[Information Boundary: Start]
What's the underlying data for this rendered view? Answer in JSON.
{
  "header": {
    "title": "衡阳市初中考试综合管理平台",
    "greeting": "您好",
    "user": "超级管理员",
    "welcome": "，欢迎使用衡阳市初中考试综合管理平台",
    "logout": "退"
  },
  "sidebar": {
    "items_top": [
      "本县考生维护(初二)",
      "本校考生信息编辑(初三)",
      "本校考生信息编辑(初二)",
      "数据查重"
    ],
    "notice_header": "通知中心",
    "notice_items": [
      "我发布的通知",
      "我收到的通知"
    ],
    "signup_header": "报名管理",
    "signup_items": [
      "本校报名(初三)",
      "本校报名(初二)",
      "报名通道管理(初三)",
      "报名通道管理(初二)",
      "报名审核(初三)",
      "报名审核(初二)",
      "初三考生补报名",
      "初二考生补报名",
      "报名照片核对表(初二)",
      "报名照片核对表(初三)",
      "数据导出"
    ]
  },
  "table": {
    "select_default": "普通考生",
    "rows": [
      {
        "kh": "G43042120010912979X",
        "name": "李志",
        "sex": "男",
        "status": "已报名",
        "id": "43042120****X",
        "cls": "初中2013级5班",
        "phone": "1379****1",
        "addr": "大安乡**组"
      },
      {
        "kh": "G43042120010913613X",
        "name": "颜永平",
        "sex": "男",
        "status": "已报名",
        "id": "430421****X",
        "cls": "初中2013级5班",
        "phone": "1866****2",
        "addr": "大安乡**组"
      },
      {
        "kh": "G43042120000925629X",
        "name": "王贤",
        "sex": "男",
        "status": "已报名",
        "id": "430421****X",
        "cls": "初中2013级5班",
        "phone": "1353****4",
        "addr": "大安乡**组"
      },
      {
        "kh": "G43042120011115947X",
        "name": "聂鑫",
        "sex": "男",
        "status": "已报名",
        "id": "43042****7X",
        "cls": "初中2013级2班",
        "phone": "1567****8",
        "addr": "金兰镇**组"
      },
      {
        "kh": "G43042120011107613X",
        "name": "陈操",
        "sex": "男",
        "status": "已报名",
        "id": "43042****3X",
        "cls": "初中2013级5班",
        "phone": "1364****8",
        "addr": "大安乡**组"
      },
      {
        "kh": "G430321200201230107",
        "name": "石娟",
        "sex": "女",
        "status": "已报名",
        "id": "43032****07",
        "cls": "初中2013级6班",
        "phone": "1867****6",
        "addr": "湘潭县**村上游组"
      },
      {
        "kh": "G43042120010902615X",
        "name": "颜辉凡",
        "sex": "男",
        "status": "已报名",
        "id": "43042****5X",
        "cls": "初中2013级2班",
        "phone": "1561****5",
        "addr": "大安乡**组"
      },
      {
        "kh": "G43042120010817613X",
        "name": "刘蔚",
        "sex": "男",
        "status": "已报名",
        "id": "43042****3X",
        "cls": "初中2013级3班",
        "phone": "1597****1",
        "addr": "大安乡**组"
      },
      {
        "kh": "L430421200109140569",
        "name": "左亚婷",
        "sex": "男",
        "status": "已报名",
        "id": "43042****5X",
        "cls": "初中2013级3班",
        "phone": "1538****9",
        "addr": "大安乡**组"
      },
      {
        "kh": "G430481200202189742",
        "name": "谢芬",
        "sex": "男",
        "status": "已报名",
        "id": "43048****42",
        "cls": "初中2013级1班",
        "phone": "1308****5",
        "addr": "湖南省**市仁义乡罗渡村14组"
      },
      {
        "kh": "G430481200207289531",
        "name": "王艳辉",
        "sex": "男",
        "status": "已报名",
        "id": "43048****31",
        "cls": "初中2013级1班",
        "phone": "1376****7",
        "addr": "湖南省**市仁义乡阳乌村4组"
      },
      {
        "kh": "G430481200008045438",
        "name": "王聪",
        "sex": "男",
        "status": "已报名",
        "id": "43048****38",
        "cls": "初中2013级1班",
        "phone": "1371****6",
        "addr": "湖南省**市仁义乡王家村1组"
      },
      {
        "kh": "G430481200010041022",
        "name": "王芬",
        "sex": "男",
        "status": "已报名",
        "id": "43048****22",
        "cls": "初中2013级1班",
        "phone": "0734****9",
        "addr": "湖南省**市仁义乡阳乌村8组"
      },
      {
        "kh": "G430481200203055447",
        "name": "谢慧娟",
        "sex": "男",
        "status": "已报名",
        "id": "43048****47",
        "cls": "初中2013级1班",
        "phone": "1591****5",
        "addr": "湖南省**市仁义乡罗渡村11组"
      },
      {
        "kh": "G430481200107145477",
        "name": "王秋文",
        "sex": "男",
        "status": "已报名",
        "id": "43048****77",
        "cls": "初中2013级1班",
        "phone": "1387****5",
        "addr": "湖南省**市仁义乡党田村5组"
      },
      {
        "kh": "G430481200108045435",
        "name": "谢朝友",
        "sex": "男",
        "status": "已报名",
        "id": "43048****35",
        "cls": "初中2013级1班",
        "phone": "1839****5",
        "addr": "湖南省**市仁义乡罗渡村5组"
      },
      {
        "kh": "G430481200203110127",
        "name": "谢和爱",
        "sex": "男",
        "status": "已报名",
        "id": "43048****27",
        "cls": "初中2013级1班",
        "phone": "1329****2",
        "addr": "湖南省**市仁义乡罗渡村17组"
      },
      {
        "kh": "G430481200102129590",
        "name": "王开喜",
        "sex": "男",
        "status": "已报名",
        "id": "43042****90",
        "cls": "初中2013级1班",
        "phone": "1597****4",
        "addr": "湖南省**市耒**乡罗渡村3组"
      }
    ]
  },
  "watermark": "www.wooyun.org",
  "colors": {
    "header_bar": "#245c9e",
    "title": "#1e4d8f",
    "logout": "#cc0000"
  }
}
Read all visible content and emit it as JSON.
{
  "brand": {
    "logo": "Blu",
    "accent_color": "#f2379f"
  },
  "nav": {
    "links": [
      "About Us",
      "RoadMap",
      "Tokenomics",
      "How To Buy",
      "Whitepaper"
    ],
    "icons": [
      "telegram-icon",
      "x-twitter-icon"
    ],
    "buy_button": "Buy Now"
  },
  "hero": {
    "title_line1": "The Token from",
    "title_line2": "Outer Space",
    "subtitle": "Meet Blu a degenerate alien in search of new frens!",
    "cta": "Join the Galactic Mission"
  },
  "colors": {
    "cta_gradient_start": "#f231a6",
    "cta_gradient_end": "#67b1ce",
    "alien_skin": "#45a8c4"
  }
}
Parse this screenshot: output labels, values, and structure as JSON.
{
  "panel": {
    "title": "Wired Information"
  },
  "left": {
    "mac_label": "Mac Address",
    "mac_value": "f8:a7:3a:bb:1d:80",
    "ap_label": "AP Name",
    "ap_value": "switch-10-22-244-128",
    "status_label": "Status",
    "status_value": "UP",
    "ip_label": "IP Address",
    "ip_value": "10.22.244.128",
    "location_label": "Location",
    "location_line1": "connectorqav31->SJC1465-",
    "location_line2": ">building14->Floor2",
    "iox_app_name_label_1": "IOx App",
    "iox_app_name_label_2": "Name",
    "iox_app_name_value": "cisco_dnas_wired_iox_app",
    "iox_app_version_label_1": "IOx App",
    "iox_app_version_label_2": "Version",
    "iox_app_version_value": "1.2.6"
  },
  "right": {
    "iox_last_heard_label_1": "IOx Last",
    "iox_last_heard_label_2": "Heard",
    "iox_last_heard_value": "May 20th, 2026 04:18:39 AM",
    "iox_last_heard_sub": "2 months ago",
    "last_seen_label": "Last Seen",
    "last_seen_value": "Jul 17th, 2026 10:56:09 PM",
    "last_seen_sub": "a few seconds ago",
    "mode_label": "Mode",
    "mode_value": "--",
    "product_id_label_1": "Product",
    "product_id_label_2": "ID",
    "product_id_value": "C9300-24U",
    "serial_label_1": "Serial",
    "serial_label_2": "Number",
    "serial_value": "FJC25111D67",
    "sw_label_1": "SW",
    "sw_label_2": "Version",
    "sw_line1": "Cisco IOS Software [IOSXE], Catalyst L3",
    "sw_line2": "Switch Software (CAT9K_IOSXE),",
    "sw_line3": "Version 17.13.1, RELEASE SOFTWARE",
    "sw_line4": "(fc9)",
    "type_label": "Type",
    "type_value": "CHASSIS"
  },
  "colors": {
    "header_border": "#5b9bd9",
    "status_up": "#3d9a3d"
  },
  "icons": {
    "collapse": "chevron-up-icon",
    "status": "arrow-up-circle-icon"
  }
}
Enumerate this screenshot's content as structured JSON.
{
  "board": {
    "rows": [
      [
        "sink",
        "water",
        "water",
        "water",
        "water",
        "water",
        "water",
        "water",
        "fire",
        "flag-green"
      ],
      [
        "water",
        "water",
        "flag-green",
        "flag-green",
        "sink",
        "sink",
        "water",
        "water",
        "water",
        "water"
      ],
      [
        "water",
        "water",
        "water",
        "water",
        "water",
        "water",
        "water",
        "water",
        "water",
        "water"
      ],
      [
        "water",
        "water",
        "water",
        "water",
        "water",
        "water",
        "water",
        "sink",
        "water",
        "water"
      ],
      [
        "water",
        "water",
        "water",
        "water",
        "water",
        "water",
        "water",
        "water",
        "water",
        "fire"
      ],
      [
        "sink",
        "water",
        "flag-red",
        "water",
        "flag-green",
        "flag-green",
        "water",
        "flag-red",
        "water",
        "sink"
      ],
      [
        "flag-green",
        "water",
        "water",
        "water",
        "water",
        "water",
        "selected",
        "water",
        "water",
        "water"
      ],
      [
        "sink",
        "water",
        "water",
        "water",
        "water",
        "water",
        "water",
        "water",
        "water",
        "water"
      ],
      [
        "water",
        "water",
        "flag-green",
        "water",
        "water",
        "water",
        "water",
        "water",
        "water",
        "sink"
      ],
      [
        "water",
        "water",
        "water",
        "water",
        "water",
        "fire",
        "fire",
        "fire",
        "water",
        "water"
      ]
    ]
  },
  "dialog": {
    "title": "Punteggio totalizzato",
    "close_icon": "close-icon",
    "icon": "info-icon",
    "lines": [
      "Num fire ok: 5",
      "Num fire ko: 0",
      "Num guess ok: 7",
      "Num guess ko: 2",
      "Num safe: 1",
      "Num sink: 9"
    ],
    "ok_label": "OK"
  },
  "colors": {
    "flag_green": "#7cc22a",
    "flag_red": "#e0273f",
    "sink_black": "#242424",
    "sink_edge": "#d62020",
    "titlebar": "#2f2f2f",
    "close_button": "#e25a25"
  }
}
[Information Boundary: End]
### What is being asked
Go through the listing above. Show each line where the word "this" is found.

### Answer below
What's the underlying data for this rendered view? Answer in JSON.
Parse this screenshot: output labels, values, and structure as JSON.
Enumerate this screenshot's content as structured JSON.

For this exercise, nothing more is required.